**Try it:** Only the lines of the data holding the string "text" need to be returned.

(Data entries)
>>>
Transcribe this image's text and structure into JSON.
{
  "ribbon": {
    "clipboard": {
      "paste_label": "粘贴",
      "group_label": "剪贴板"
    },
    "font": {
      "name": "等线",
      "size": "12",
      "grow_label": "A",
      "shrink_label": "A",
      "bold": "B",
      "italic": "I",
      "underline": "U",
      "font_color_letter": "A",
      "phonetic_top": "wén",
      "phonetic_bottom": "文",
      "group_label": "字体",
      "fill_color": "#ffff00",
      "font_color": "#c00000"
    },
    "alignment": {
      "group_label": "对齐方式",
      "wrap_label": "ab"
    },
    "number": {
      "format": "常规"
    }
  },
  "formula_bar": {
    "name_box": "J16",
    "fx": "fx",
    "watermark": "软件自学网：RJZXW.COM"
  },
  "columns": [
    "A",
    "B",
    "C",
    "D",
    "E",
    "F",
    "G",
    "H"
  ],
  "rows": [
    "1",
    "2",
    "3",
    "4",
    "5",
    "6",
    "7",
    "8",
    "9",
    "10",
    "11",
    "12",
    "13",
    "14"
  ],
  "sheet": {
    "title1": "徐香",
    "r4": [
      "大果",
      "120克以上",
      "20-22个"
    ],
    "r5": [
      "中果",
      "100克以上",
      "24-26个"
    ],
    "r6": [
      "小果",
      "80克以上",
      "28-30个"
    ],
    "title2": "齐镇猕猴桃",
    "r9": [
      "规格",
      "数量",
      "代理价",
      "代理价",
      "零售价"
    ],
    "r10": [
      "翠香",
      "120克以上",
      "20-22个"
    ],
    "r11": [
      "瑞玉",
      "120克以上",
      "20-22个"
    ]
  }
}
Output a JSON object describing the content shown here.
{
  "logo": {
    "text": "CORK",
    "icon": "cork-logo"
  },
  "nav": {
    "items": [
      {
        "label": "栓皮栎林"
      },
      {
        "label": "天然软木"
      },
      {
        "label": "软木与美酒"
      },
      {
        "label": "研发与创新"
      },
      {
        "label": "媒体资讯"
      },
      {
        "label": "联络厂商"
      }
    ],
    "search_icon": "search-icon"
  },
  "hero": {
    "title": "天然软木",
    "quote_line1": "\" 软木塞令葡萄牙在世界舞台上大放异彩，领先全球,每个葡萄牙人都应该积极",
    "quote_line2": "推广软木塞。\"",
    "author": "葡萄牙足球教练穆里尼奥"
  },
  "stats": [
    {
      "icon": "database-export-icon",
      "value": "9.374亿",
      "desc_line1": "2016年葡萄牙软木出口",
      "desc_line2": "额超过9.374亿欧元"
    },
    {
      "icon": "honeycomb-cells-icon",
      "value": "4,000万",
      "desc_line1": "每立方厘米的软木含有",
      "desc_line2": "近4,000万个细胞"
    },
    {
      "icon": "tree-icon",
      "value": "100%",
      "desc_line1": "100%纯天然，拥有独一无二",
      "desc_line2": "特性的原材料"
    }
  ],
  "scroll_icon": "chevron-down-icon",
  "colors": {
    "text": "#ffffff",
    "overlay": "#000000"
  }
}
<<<
**Problem solution:**
Transcribe this image's text and structure into JSON.
    "text": "CORK",
    "text": "#ffffff",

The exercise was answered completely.